For many years, patients who received a cancer diagnosis faced long odds against survival. While much advancement has been made in the treatment of certain cancers, research continues in an effort to find more effective methods. With more aggressive cancers, patients may seek out alternative treatment plans to increase their chance of beating the disease.
Duke University conducted research that proposed a radical way of attacking cancers present within the study's participants by studying the make-up of the cancer cells within each patient. The patients' cancers would be examined, and then doctors would prescribe a treatment plan based upon the gene patterns present in the cancer cells. In essence, the doctors were trying to find which medicines would have the most impact in the shortest amount of time.
The main proponents, Dr. Anil Potti and Joseph R. Nevins, published their study in 2006, claiming that it had been a great success. The physicians started three clinical trials where some of their methods were put in place. The entire cancer community was increasingly excited about the potential the study offered.
However, when other physicians and organizations reviewed the study, several potential problems began to emerge. After a four-year period of scrutiny and review, the entire study was discredited due to unreliable data. Duke shut down the trials, and redacted the published research. Some of the study's participants died while receiving treatment proscribed by the Duke team, leading to several medical malpractice lawsuits against the university.

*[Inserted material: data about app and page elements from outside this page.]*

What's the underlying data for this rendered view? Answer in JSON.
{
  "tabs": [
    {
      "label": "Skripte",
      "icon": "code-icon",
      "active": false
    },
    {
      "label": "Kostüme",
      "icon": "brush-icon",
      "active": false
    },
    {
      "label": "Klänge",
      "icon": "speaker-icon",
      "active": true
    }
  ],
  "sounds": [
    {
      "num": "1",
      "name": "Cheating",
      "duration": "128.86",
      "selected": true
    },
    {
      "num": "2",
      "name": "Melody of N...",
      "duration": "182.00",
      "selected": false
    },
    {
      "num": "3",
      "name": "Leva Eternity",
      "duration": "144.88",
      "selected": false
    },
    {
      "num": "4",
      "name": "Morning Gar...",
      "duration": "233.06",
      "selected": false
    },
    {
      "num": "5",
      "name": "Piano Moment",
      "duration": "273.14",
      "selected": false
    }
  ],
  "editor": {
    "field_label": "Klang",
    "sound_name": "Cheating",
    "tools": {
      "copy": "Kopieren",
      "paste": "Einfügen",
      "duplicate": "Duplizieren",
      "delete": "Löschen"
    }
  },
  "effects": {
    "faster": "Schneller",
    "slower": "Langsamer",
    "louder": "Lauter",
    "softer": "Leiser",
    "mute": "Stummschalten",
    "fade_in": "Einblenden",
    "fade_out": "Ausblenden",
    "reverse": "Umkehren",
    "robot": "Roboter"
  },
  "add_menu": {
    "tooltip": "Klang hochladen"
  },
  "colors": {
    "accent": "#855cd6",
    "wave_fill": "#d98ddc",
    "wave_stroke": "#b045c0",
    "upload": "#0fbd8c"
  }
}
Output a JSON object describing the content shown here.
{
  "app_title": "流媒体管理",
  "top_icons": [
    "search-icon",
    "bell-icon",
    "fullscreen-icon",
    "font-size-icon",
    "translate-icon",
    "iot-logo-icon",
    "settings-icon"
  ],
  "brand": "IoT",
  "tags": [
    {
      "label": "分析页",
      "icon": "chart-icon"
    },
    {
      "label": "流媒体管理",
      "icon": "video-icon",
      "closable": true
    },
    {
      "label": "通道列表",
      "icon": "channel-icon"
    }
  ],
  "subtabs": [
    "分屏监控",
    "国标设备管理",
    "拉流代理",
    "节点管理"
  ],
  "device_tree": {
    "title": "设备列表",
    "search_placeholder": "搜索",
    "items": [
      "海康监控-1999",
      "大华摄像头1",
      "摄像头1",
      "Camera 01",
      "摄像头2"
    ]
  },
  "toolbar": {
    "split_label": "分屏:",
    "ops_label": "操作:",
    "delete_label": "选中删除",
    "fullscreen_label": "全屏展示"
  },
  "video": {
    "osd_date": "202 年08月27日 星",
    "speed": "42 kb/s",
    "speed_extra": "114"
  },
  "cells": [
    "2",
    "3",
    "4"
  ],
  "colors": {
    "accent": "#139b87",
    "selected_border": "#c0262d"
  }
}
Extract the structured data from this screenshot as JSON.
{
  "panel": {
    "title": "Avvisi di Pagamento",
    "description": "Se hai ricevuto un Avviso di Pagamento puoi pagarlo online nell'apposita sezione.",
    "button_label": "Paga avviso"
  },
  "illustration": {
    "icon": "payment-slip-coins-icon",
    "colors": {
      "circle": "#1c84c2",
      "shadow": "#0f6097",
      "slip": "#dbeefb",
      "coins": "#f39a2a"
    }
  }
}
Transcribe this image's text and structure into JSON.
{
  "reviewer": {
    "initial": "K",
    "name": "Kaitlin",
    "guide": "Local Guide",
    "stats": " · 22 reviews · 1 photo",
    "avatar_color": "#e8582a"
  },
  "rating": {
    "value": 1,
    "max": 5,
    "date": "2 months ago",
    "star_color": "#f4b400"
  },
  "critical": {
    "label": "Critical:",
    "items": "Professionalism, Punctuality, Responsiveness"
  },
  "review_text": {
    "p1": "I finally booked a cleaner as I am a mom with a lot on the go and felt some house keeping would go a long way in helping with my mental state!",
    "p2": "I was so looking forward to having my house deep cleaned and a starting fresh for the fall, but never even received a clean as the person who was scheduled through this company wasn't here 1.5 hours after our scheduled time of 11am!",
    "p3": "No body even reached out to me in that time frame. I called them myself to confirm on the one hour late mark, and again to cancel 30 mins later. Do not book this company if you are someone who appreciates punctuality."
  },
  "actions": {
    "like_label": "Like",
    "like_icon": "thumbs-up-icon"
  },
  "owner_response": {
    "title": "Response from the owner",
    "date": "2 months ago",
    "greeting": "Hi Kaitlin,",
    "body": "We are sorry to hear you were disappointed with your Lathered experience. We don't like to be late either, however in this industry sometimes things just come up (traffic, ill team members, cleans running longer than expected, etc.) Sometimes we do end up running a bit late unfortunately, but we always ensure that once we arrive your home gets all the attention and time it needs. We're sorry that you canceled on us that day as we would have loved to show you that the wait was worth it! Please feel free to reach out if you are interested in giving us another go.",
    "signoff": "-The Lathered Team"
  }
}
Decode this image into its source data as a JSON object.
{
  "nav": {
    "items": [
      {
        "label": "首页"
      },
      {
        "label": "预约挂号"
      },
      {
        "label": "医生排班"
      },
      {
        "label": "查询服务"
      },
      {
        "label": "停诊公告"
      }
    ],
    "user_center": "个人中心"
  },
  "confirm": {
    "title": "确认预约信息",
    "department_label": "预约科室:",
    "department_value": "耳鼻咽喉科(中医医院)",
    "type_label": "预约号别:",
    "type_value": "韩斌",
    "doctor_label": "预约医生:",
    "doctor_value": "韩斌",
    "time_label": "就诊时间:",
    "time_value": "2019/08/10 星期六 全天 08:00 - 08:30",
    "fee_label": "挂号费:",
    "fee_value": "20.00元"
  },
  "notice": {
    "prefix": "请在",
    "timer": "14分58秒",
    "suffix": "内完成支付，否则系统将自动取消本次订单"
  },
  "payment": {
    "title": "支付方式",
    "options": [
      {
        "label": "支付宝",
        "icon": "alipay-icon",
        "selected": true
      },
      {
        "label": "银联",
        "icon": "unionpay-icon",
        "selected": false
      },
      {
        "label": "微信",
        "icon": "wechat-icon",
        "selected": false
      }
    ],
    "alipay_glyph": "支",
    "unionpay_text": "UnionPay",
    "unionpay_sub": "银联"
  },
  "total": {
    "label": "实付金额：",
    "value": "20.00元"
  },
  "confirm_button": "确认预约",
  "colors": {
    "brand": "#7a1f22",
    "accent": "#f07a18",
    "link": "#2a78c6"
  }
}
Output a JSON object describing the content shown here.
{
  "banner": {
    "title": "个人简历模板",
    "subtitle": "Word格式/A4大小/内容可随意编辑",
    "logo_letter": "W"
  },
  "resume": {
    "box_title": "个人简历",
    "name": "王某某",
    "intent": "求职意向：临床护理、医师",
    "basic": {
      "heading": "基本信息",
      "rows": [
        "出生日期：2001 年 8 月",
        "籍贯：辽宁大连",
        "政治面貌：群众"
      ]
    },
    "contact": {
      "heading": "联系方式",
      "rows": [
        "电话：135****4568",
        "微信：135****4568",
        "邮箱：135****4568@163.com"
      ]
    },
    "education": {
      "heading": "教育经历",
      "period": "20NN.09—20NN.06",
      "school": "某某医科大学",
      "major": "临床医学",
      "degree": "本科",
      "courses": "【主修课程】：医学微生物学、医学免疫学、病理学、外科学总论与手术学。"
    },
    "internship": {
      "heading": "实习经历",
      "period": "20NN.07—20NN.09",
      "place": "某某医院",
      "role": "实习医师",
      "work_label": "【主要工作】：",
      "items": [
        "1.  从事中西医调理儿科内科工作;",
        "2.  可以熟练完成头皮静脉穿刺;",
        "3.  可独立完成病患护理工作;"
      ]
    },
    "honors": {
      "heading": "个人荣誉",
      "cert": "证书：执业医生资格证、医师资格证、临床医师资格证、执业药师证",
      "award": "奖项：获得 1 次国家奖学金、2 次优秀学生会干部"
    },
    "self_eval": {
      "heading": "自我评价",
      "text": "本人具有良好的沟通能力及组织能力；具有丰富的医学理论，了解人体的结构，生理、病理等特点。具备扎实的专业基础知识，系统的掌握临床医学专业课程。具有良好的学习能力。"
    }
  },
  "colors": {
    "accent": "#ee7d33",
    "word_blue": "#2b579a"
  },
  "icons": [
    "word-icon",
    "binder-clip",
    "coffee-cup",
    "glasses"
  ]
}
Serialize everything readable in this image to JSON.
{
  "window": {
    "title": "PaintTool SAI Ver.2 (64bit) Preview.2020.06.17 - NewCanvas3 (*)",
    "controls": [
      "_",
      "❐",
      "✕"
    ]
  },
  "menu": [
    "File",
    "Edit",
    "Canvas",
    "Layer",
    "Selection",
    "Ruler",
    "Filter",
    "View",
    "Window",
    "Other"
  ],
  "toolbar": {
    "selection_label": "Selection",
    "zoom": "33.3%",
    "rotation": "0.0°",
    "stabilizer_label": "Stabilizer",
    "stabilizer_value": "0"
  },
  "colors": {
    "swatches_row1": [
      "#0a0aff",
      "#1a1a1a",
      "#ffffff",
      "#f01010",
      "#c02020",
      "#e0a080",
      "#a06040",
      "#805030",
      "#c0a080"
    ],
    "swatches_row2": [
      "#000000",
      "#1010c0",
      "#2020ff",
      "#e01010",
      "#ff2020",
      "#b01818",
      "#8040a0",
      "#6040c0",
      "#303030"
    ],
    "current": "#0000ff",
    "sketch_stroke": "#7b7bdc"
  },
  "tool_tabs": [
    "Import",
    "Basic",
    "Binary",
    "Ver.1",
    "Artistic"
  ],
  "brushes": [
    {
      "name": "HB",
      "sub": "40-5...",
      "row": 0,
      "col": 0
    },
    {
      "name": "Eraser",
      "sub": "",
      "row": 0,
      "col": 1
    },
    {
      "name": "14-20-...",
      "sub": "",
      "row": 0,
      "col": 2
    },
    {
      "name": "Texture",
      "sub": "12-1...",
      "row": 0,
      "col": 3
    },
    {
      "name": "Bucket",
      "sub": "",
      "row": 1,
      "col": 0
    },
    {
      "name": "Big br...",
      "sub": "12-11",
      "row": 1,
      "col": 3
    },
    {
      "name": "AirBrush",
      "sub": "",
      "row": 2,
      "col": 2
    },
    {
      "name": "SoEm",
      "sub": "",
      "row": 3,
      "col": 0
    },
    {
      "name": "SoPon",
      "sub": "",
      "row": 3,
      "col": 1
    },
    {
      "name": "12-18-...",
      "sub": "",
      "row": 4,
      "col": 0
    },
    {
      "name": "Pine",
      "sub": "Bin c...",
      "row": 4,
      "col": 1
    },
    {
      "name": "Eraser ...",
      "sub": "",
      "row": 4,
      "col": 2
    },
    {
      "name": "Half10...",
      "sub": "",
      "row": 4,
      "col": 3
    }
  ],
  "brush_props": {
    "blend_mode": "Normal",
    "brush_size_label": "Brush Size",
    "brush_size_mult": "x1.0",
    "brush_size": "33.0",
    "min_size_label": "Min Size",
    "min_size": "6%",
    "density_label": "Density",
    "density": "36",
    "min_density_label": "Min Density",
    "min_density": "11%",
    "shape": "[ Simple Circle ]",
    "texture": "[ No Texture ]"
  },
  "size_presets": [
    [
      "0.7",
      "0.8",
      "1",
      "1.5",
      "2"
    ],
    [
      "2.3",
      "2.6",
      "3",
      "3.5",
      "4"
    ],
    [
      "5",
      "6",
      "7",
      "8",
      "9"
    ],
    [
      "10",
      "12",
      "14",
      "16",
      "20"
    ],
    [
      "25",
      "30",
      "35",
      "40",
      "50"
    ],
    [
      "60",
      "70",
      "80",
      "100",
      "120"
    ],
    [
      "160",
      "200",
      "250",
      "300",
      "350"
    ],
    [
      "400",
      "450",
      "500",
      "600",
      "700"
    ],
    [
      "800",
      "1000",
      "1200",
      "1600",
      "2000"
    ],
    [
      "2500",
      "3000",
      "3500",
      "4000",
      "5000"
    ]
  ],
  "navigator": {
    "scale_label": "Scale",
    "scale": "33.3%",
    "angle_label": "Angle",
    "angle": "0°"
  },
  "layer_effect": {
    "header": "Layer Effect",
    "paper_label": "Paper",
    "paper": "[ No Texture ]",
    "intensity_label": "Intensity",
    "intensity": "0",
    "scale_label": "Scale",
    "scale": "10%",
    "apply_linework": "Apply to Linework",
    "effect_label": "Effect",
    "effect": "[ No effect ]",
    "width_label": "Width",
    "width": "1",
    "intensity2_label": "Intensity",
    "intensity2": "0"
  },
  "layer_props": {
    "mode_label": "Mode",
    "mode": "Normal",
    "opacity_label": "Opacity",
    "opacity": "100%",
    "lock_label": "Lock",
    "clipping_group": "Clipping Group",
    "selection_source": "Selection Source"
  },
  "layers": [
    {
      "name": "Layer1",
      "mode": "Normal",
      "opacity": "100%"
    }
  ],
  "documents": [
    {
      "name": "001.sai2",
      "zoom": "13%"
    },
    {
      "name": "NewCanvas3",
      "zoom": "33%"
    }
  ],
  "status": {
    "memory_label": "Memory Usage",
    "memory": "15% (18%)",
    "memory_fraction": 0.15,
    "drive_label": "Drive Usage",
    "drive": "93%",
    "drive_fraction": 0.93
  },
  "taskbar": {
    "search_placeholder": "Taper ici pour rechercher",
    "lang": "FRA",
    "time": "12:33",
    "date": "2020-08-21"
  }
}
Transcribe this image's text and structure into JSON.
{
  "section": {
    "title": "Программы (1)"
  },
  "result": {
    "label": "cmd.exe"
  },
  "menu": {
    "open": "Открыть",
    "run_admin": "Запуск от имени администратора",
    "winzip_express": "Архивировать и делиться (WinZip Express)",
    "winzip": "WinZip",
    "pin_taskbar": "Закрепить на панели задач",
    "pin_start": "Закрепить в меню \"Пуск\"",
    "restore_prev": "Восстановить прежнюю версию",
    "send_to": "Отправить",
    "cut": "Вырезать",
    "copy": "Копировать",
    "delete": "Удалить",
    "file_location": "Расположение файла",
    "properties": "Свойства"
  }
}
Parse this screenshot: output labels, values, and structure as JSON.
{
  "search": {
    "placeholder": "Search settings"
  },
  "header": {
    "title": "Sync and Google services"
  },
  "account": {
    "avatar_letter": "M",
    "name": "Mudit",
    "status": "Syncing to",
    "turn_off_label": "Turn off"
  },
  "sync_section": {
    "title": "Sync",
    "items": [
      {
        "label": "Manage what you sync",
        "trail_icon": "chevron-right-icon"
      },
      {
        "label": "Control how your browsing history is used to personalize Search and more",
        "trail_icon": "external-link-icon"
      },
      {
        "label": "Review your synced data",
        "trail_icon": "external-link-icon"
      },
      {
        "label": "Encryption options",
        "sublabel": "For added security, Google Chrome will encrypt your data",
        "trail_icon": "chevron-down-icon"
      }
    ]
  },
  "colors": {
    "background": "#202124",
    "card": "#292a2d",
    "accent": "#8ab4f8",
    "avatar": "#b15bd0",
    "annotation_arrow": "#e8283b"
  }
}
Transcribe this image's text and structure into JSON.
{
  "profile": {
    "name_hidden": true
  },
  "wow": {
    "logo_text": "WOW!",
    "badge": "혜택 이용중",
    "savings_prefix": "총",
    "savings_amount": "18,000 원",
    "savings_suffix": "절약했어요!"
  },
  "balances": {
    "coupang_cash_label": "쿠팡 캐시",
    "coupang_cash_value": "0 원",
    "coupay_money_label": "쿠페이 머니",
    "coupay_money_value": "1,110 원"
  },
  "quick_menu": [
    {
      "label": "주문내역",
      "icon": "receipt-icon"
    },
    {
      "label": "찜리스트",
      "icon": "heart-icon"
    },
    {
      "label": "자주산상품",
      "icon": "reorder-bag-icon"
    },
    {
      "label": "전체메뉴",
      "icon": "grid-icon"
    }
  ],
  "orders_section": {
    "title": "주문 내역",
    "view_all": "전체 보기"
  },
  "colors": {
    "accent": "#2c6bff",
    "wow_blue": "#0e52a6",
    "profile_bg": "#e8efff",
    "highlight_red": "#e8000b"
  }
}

While initially offering great promise, gene research continues to try to find a way to accurately diagnose and treat different types of cancer. Those who have the disease are encouraged to speak to their physicians to learn about the best potential treatment options available. Do not be afraid to seek a second or third opinion, as often different doctors will have different ideas that may be helpful for you.